This second phase of the project ECOMORE have to take into account new strong concerns at international and regional level especially raised at the COP21 that establish a road map for the thinking and action to be taken to limit the effects of climate change. An action plan to limit global warming and therefore the effects on climate events will have impact only in the long run. However, today, extreme weather events are already becoming more frequent and violent; particularly the heavy rains and floods, become increasingly common in Asia.
In this new context, the most significant risks are then represented by waterborne diseases and vector-borne diseases: contamination of waters that are submerged by water contaminated by human and animal, wildlife encroachment wild on human which increases the risk of zoonotic diseases, environmental pathogens spread by runoff water, role of stagnant water after the water recedes for mosquito breeding… Now there is a cascade of interactions as urbanization, deforestation and agricultural intensification, resulting from economic development, may amplify the impact of climate deregulations.
Public Health concern
A project on re-emergence of neglected diseases. It aims to identify the risk of emergence or re-emergence of diseases in areas with rapid urbanization, ecosystems greatly modified especially during extreme weather events. During flooding, contamination of populations can occur by ingesting contaminated drinking water but also by contact with water; of course the water-borne diseases will be targeted as well as diseases whose development cycle is favored by the trickling, residual standing water or sometimes indirectly, when a vector or vertebrate amplifier operates in the transmission cycle. The project will pay special attention to the fact that while some diseases are studied, others are rather considered neglected diseases or even if they have a control plan, it is not necessarily suited to extreme weather circumstance. The study will take into account the fact that some of these diseases are acute and immediately subsequent to the climatic event and others are deferred because they require a vector or a development cycle. All these parameters should be considered in order to recommend reasoned action plans in short and medium term.
Relevance of the project
It is proposed to implement a climate service which aims to map the risk of dengue and leptospirosis transmission in the targeted countries, which experienced several dengue and leptospirosis outbreaks within the last decade and also to estimate the evolution of those risks under climate change from the IPCC (Intergovernmental Panel on Climate Change) climate multi-model database for different emission scenarios in order to determine if dengue, leptospirosis and vectors can spread outside their current boundaries.
The approach is based on technologies developed for landscape epidemiology, it seems appropriate to adapt this technology into operative studies allowing health authorities to develop viable alternative strategies for controlling vectors, to monitor and anticipate vector-borne diseases and water borne diseases spread and to raise awareness in the population, enabling surveillance, saving time and saving costs.

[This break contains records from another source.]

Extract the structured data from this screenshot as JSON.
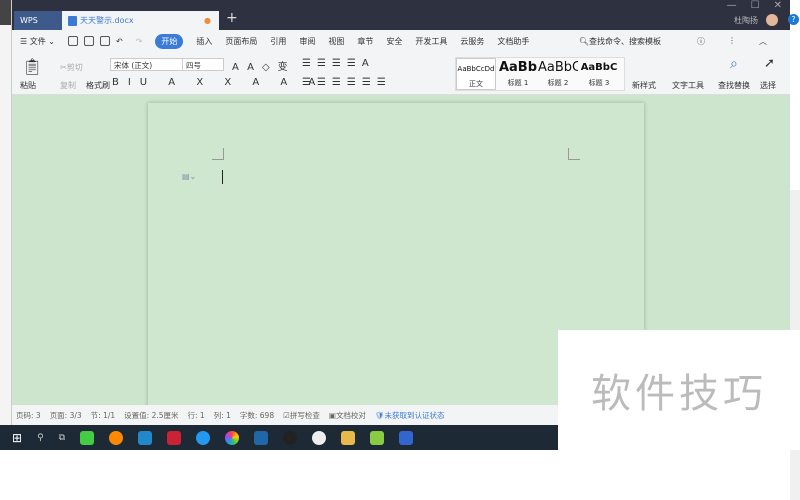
{
  "title_bar": {
    "app_tab": "WPS",
    "doc_tab": "天天警示.docx",
    "new_tab": "+",
    "user": "杜陶扬"
  },
  "menu": {
    "file": "文件",
    "tabs": [
      "开始",
      "插入",
      "页面布局",
      "引用",
      "审阅",
      "视图",
      "章节",
      "安全",
      "开发工具",
      "云服务",
      "文档助手"
    ],
    "search": "查找命令、搜索模板"
  },
  "ribbon": {
    "paste": "粘贴",
    "cut": "剪切",
    "copy": "复制",
    "format_painter": "格式刷",
    "font": "宋体 (正文)",
    "size": "四号",
    "styles": [
      {
        "preview": "AaBbCcDd",
        "label": "正文"
      },
      {
        "preview": "AaBb",
        "label": "标题 1"
      },
      {
        "preview": "AaBbC",
        "label": "标题 2"
      },
      {
        "preview": "AaBbC",
        "label": "标题 3"
      }
    ],
    "new_style": "新样式",
    "text_tools": "文字工具",
    "find_replace": "查找替换",
    "select": "选择"
  },
  "status": {
    "page": "页码: 3",
    "pages": "页面: 3/3",
    "section": "节: 1/1",
    "setting": "设置值: 2.5厘米",
    "row": "行: 1",
    "col": "列: 1",
    "words": "字数: 698",
    "spell": "拼写检查",
    "proof": "文档校对",
    "cert": "未获取到认证状态"
  },
  "watermark": "软件技巧"
}
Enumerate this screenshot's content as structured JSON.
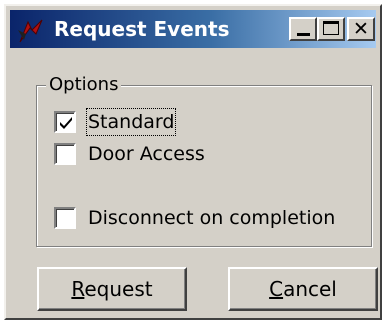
{
  "window": {
    "title": "Request Events",
    "icon": "red-arrow-app-icon",
    "controls": [
      "minimize",
      "maximize",
      "close"
    ]
  },
  "options": {
    "label": "Options",
    "checkboxes": [
      {
        "label": "Standard",
        "checked": true,
        "focused": true
      },
      {
        "label": "Door Access",
        "checked": false
      },
      {
        "label": "Disconnect on completion",
        "checked": false
      }
    ]
  },
  "buttons": {
    "request": {
      "mnemonic": "R",
      "rest": "equest"
    },
    "cancel": {
      "mnemonic": "C",
      "rest": "ancel"
    }
  },
  "colors": {
    "title_bar_start": "#0a246a",
    "title_bar_end": "#a6caf0",
    "face": "#d4d0c8"
  }
}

The study is connected to one sub-goal of the third Global Goals for Sustainable Development web services to monitor diseases related to health and well-being: “Strengthen the capacity of partner countries for early warning, risk reduction and management of national and global health risks”.
Identification of key climate and environmental factors for vector-borne and water-borne diseases dynamic (outbreaks /emergence) and spatio-temporal variability of vectors
Modelling of leptospirosis, dengue and vector risk based on climate and environmental factors
Analysis of climate change scenarios and future evolution of key climate factors for disease dynamics
Analysis of scenarios of climate change impacts on disease dynamics and attenuation / adaptation potential
Decision Support Tool for leptospirosis and dengue risk management
By means of empirical and satellite data and a history of events it is possible to map the level of risk of a certain zone based on the geographic area. The resulting maps are drawn for specific weather events.